◆ Task item ◆
Return every line from the records below with the string "JSON".

◆ Materials provided ◆

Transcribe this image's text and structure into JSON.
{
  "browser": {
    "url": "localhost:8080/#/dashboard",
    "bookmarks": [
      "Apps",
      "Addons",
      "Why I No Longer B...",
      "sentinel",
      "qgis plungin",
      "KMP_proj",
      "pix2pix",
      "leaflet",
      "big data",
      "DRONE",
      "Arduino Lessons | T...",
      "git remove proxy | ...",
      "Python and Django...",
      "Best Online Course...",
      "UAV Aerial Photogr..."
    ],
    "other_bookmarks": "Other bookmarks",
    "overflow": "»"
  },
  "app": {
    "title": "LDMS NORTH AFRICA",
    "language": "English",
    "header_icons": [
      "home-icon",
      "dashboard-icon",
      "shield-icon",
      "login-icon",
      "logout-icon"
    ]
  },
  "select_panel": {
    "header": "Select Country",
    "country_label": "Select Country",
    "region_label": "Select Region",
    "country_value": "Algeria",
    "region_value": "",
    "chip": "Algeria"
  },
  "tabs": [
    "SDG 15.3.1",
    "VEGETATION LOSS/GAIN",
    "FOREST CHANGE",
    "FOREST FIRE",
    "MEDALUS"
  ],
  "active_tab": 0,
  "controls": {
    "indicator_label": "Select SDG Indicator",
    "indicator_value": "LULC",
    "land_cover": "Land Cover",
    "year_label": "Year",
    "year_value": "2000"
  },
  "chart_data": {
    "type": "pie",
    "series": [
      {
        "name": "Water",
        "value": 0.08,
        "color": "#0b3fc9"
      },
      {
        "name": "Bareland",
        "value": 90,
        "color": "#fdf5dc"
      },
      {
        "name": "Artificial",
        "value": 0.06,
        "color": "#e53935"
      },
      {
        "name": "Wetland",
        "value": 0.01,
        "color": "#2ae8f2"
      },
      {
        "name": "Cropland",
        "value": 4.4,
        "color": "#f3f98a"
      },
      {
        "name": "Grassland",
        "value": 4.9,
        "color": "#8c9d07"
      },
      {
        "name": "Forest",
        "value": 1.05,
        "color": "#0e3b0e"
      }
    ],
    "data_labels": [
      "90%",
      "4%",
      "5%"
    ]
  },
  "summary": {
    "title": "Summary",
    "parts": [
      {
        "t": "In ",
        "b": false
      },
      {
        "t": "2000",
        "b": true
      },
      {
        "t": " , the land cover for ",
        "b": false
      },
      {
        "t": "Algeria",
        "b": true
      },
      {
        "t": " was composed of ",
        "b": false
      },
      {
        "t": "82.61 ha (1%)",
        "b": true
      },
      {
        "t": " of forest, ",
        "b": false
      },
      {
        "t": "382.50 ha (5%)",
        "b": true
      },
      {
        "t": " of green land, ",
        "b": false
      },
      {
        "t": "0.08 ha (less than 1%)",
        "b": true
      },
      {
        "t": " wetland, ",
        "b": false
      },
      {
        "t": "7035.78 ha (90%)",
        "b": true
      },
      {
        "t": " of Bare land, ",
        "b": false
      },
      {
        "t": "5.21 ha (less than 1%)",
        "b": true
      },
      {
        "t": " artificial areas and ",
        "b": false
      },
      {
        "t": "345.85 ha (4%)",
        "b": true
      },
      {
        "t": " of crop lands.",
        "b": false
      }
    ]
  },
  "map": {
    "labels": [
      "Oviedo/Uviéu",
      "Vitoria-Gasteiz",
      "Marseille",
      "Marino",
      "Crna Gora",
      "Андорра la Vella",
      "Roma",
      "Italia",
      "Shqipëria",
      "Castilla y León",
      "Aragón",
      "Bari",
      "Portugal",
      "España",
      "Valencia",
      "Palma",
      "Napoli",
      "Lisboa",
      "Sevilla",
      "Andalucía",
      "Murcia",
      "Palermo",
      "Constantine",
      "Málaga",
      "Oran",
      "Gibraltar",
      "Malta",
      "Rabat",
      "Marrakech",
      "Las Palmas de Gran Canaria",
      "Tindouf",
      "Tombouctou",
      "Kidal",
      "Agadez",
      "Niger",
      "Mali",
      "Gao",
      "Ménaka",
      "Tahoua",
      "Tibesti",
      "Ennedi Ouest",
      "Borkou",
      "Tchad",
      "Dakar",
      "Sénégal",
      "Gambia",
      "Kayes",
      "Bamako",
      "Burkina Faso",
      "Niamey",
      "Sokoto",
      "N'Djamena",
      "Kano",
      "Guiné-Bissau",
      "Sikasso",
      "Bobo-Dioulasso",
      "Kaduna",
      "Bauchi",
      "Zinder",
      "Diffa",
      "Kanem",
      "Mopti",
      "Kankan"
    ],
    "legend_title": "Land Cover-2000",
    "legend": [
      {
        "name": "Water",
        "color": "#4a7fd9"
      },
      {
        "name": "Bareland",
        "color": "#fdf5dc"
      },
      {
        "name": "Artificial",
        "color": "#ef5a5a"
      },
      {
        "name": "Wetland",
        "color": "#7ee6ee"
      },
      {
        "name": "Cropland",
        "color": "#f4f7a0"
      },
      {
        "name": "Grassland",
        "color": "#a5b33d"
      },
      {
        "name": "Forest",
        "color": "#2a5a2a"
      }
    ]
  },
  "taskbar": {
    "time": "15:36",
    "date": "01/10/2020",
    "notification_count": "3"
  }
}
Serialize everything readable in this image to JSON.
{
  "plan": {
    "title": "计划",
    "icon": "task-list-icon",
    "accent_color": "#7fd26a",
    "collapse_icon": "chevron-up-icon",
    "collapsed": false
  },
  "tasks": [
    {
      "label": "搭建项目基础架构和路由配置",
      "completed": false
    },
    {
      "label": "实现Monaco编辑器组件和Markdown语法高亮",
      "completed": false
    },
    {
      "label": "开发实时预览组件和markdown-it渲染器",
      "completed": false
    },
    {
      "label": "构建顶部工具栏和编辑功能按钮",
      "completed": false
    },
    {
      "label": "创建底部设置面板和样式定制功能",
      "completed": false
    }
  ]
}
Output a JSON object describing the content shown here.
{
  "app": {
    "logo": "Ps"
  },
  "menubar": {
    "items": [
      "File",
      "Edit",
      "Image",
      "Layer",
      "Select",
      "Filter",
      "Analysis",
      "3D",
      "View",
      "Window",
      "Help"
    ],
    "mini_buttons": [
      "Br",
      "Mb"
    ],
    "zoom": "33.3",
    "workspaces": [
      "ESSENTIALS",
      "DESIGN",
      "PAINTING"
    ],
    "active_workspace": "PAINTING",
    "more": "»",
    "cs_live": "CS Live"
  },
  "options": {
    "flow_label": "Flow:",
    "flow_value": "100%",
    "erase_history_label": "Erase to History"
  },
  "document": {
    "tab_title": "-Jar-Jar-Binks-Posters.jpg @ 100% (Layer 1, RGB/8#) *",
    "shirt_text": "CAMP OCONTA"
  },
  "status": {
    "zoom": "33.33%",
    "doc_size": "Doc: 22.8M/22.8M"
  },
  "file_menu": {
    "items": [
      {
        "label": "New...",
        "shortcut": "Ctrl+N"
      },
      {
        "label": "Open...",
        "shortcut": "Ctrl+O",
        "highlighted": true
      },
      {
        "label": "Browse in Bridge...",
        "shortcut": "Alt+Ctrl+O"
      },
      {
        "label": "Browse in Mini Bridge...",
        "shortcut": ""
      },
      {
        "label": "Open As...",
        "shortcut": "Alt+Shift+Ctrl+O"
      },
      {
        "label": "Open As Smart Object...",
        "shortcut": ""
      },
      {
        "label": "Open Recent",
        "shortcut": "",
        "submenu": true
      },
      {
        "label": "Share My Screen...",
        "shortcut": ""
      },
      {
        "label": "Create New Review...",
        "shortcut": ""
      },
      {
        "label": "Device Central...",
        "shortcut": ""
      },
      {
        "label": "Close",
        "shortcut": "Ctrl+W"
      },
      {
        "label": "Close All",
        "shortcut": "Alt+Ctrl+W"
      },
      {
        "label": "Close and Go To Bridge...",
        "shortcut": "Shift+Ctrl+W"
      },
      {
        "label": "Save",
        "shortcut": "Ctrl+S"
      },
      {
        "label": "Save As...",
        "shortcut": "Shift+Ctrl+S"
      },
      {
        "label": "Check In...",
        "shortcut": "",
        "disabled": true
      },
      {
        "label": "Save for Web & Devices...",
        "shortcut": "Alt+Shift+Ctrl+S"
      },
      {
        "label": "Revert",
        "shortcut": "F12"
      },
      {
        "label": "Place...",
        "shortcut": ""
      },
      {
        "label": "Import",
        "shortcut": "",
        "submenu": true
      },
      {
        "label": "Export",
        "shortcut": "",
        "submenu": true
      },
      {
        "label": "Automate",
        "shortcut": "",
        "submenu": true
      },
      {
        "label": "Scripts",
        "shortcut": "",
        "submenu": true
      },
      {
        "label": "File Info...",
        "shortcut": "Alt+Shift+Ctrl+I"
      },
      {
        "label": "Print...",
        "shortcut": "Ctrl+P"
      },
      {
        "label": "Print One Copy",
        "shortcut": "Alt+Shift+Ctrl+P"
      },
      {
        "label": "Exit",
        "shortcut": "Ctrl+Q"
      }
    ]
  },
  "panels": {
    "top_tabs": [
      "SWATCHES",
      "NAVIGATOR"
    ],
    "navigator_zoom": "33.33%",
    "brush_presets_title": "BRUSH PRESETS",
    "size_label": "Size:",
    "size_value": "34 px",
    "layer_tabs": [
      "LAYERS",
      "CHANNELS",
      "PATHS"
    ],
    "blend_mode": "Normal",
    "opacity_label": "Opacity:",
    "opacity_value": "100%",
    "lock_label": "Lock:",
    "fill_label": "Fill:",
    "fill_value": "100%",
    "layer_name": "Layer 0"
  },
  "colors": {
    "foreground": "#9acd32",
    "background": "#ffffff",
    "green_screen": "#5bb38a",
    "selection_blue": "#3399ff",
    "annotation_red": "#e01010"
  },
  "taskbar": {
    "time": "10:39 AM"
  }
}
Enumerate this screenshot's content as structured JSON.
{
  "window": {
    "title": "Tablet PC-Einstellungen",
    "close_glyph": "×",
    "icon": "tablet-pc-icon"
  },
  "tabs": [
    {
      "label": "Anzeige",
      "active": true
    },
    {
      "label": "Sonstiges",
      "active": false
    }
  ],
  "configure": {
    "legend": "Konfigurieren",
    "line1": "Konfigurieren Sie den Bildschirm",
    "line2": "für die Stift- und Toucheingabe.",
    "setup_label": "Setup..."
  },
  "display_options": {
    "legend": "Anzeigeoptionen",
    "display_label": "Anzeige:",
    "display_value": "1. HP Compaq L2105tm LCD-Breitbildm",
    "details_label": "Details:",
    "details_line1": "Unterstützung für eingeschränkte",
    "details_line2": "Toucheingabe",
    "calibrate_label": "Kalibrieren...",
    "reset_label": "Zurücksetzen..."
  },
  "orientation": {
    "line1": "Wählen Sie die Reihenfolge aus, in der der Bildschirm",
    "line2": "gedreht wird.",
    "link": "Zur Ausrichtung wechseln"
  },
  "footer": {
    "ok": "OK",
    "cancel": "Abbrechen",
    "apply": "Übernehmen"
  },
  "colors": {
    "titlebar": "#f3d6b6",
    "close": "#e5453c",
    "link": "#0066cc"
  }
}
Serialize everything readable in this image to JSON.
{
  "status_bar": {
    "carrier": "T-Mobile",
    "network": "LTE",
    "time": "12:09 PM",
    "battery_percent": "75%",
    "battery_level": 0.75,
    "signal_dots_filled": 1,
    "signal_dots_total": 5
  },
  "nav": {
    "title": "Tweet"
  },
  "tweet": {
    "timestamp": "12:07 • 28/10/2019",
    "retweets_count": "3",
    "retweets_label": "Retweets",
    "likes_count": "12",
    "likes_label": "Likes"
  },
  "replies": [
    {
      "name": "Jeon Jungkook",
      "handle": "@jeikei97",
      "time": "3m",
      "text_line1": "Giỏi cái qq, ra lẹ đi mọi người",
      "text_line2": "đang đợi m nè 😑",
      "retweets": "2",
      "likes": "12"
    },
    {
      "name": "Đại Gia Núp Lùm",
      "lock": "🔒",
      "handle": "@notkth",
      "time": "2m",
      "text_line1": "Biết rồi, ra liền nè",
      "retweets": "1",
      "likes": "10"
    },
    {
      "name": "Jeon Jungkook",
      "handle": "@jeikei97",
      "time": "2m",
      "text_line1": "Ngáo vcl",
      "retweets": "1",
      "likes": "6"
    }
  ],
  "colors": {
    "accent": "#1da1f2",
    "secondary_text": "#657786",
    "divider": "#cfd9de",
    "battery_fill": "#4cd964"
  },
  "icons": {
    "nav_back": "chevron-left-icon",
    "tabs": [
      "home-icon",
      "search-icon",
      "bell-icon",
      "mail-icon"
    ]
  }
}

◆ Result of the task ◆
Transcribe this image's text and structure into JSON.
Serialize everything readable in this image to JSON.
Output a JSON object describing the content shown here.
Enumerate this screenshot's content as structured JSON.
Serialize everything readable in this image to JSON.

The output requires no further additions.